Salthouse describes the hull as a fine entry with a long, clean, run aft and moderate 11o deadrise for economical cruising. The upgraded spray rails provide additional lift and reduce drag and do a good job of deflecting the extra wash generated by the additional horsepower.


Eligo is powered by twin MTU 6R700 M94 common rail diesels rated at 345hp which Salthouse says are perfectly matched to the Corsair being both relatively light yet delivering impressive torque. Top speed is a credible 33 knots with the engines sitting at 3800rpm sipping 4.63 litres per nautical mile. At a 22-knot cruise consumption is just under three litres per mile giving a potential range of 272 nautical miles from the 900 litre tank.

More impressive, however, is the Corsair’s low speed economy. Cruising at a stately seven knots. the MTUs sip a miserly 0.54 litres per mile making the Corsair an ideal proposition for extended coastal cruising.

At the twin bench seat helm, steering and throttle fall nicely to hand with the Raymarine instrument package close at hand without dominating proceedings or detracting from the expansive views through the windscreen.
If you can’t be at the helm then the next best place is the cockpit with its sumptuous leatherette lounger, dining table and spacious cockpit area leading to a wide swim platform with built-in live-bait tank and wrap around stainless transom railings and twin gates for easy on/off access. The flow between cockpit and galley/saloon is well thought out, providing a harmonious indoor/outdoor living area.

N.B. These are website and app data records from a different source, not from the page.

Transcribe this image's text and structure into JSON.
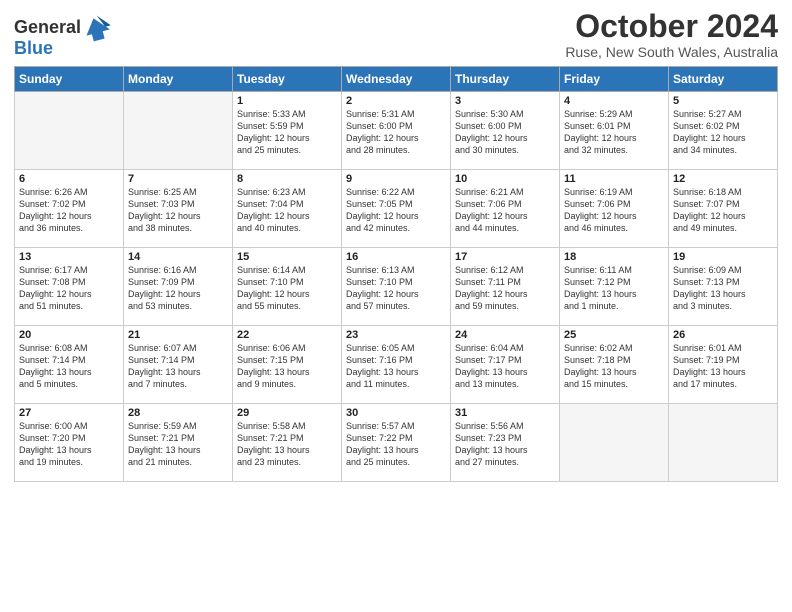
{
  "header": {
    "logo_line1": "General",
    "logo_line2": "Blue",
    "month": "October 2024",
    "location": "Ruse, New South Wales, Australia"
  },
  "weekdays": [
    "Sunday",
    "Monday",
    "Tuesday",
    "Wednesday",
    "Thursday",
    "Friday",
    "Saturday"
  ],
  "weeks": [
    [
      {
        "day": "",
        "info": ""
      },
      {
        "day": "",
        "info": ""
      },
      {
        "day": "1",
        "info": "Sunrise: 5:33 AM\nSunset: 5:59 PM\nDaylight: 12 hours\nand 25 minutes."
      },
      {
        "day": "2",
        "info": "Sunrise: 5:31 AM\nSunset: 6:00 PM\nDaylight: 12 hours\nand 28 minutes."
      },
      {
        "day": "3",
        "info": "Sunrise: 5:30 AM\nSunset: 6:00 PM\nDaylight: 12 hours\nand 30 minutes."
      },
      {
        "day": "4",
        "info": "Sunrise: 5:29 AM\nSunset: 6:01 PM\nDaylight: 12 hours\nand 32 minutes."
      },
      {
        "day": "5",
        "info": "Sunrise: 5:27 AM\nSunset: 6:02 PM\nDaylight: 12 hours\nand 34 minutes."
      }
    ],
    [
      {
        "day": "6",
        "info": "Sunrise: 6:26 AM\nSunset: 7:02 PM\nDaylight: 12 hours\nand 36 minutes."
      },
      {
        "day": "7",
        "info": "Sunrise: 6:25 AM\nSunset: 7:03 PM\nDaylight: 12 hours\nand 38 minutes."
      },
      {
        "day": "8",
        "info": "Sunrise: 6:23 AM\nSunset: 7:04 PM\nDaylight: 12 hours\nand 40 minutes."
      },
      {
        "day": "9",
        "info": "Sunrise: 6:22 AM\nSunset: 7:05 PM\nDaylight: 12 hours\nand 42 minutes."
      },
      {
        "day": "10",
        "info": "Sunrise: 6:21 AM\nSunset: 7:06 PM\nDaylight: 12 hours\nand 44 minutes."
      },
      {
        "day": "11",
        "info": "Sunrise: 6:19 AM\nSunset: 7:06 PM\nDaylight: 12 hours\nand 46 minutes."
      },
      {
        "day": "12",
        "info": "Sunrise: 6:18 AM\nSunset: 7:07 PM\nDaylight: 12 hours\nand 49 minutes."
      }
    ],
    [
      {
        "day": "13",
        "info": "Sunrise: 6:17 AM\nSunset: 7:08 PM\nDaylight: 12 hours\nand 51 minutes."
      },
      {
        "day": "14",
        "info": "Sunrise: 6:16 AM\nSunset: 7:09 PM\nDaylight: 12 hours\nand 53 minutes."
      },
      {
        "day": "15",
        "info": "Sunrise: 6:14 AM\nSunset: 7:10 PM\nDaylight: 12 hours\nand 55 minutes."
      },
      {
        "day": "16",
        "info": "Sunrise: 6:13 AM\nSunset: 7:10 PM\nDaylight: 12 hours\nand 57 minutes."
      },
      {
        "day": "17",
        "info": "Sunrise: 6:12 AM\nSunset: 7:11 PM\nDaylight: 12 hours\nand 59 minutes."
      },
      {
        "day": "18",
        "info": "Sunrise: 6:11 AM\nSunset: 7:12 PM\nDaylight: 13 hours\nand 1 minute."
      },
      {
        "day": "19",
        "info": "Sunrise: 6:09 AM\nSunset: 7:13 PM\nDaylight: 13 hours\nand 3 minutes."
      }
    ],
    [
      {
        "day": "20",
        "info": "Sunrise: 6:08 AM\nSunset: 7:14 PM\nDaylight: 13 hours\nand 5 minutes."
      },
      {
        "day": "21",
        "info": "Sunrise: 6:07 AM\nSunset: 7:14 PM\nDaylight: 13 hours\nand 7 minutes."
      },
      {
        "day": "22",
        "info": "Sunrise: 6:06 AM\nSunset: 7:15 PM\nDaylight: 13 hours\nand 9 minutes."
      },
      {
        "day": "23",
        "info": "Sunrise: 6:05 AM\nSunset: 7:16 PM\nDaylight: 13 hours\nand 11 minutes."
      },
      {
        "day": "24",
        "info": "Sunrise: 6:04 AM\nSunset: 7:17 PM\nDaylight: 13 hours\nand 13 minutes."
      },
      {
        "day": "25",
        "info": "Sunrise: 6:02 AM\nSunset: 7:18 PM\nDaylight: 13 hours\nand 15 minutes."
      },
      {
        "day": "26",
        "info": "Sunrise: 6:01 AM\nSunset: 7:19 PM\nDaylight: 13 hours\nand 17 minutes."
      }
    ],
    [
      {
        "day": "27",
        "info": "Sunrise: 6:00 AM\nSunset: 7:20 PM\nDaylight: 13 hours\nand 19 minutes."
      },
      {
        "day": "28",
        "info": "Sunrise: 5:59 AM\nSunset: 7:21 PM\nDaylight: 13 hours\nand 21 minutes."
      },
      {
        "day": "29",
        "info": "Sunrise: 5:58 AM\nSunset: 7:21 PM\nDaylight: 13 hours\nand 23 minutes."
      },
      {
        "day": "30",
        "info": "Sunrise: 5:57 AM\nSunset: 7:22 PM\nDaylight: 13 hours\nand 25 minutes."
      },
      {
        "day": "31",
        "info": "Sunrise: 5:56 AM\nSunset: 7:23 PM\nDaylight: 13 hours\nand 27 minutes."
      },
      {
        "day": "",
        "info": ""
      },
      {
        "day": "",
        "info": ""
      }
    ]
  ]
}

This is further enhanced by a large window between the galley and cockpit that opens out on gas struts to create a large serving hatch that allows the chef in the galley to chat with those in the cockpit while rattling the pots and pans.


Step inside and the open plan theme continues, revealing a sophisticated yet practical layout and exemplary handcrafted joinery in cherry timbers and veneers – all set off with generous leather settees and colour-matched carpeting throughout. The galley and saloon are on a single level and designed in such a way that they meld into each other to maximize internal volume.

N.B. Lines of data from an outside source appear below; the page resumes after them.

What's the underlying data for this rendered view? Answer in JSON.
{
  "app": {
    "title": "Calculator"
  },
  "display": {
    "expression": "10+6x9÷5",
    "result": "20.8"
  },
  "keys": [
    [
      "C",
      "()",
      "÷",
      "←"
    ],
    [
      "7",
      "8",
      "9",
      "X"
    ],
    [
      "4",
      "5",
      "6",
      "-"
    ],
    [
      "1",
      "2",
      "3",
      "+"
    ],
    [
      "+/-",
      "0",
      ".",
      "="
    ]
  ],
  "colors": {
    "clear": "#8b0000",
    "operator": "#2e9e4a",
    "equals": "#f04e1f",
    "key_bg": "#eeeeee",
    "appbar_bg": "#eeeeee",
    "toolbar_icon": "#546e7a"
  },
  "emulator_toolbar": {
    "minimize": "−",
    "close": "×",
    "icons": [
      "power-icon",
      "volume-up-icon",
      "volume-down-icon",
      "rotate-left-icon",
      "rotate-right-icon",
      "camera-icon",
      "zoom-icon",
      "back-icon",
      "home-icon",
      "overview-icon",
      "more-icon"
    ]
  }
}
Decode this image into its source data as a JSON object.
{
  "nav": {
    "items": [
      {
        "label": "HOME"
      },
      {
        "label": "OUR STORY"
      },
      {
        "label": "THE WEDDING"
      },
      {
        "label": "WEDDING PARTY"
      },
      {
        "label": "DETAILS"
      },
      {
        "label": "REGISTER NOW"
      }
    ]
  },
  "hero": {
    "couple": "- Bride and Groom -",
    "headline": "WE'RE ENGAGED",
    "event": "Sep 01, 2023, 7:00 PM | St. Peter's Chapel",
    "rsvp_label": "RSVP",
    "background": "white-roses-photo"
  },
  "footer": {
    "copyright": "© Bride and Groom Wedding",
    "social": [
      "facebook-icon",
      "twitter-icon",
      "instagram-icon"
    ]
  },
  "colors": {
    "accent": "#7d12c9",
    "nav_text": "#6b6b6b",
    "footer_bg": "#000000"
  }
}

If cooking is your thing then you’re well served with a large U-shaped galley equipped with everything you could possibly want, including eye-level microwave, oven and hob, top-loading stainless steel freezer, separate fridge and masses of counter space.

The pantry and drawers are a work of art, with whisper-quiet rollers and vacuum push lock latches to keep everything in its place when the going gets rough.

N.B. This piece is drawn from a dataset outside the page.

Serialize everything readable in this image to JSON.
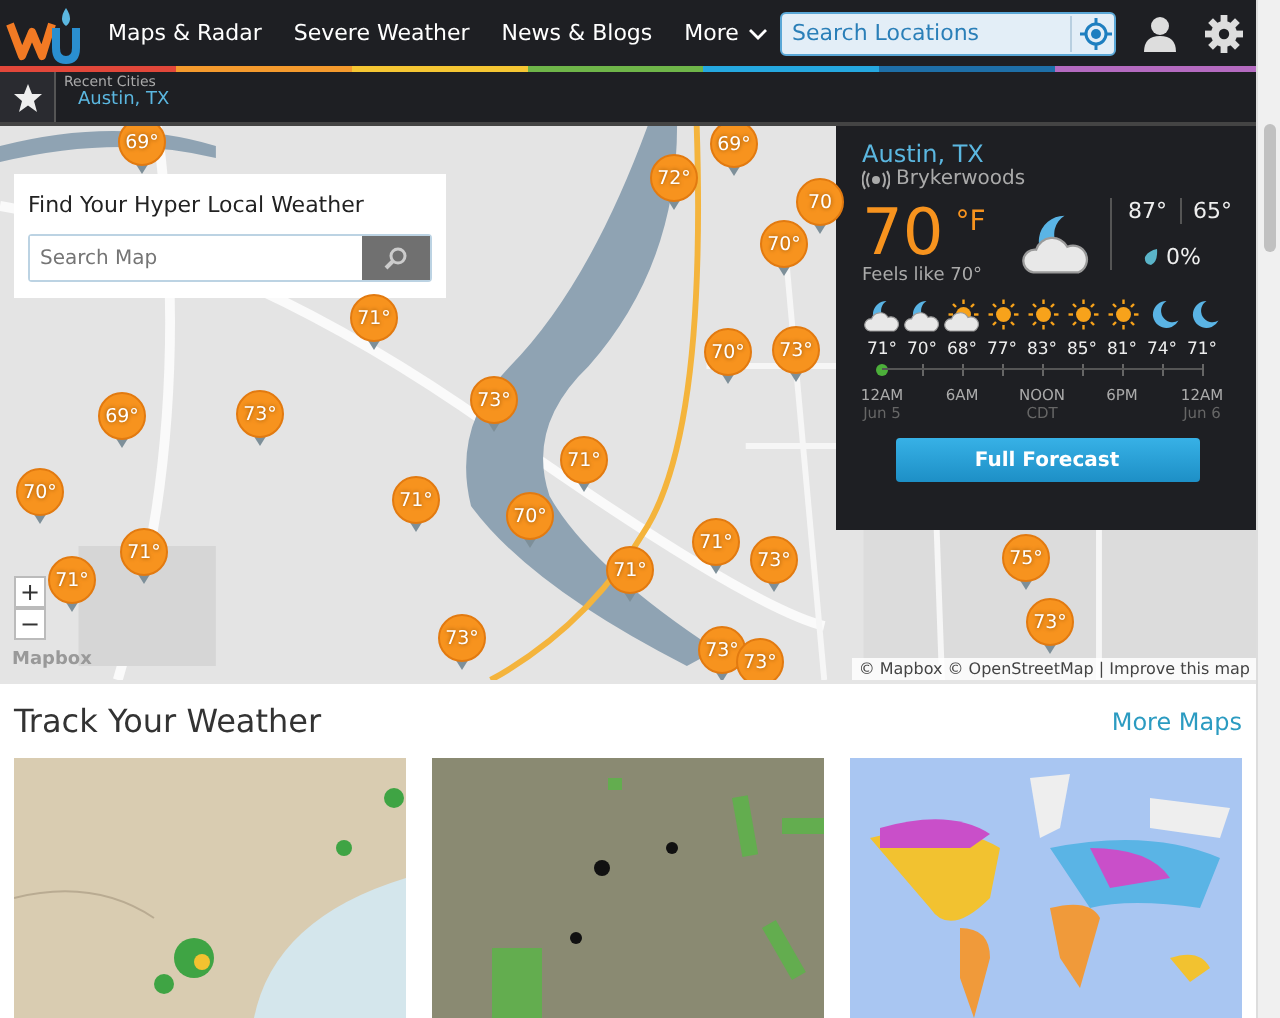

The wraparound leather settee to port surrounds a handcrafted drop down dining table, which lowers to form an extra double berth if required. A second leather settee stretches across the full length of the saloon to starboard and is the ideal spot for an afternoon siesta underway.
Eligo sleeps two couples comfortably in twin cabins, the master forward featuring a large full-size island-style double with everything you need for a comfortable extended stay. The second cabin immediately aft and to port is configured so that it can be quickly transformed to provide two singles by removing an infill squab. The cabins are light and airy, with overhead hatches, quality lighting and excellent storage options under the berths.

Sensibly, Salthouse has stuck to a single head in the Corsair but it is a beauty – big, light and airy with a large separate shower stall – all beautifully moulded for easy cleaning. Fittings include a domestic-size electric head and basin, overhead hatches and quality fittings.

The Cabriolet has remained loyal to its heritage yet presents as a thoroughly modern cruiser

with the performance and handling to match. This is very much a family boat with the wherewithal to be many things – a capable offshore fishing platform for boys’ weekends away; a sophisticated and stylish haven for Friday night cocktails and a fabulous retreat for extended family weekends pottering around the coast.

Moreover, the Cabriolet’s miserly low-speed fuel consumption and proven heritage make her an ideal boat for extended offshore/coastal cruising with genuine liveaboard potential.


Bow thruster, Rod locker, Satmar satellite TV dome, Cockpit freezer, Shore power unit for refrigeration, electronic package upgraded to Raymarine C120, hinging stern gates and diesel heater.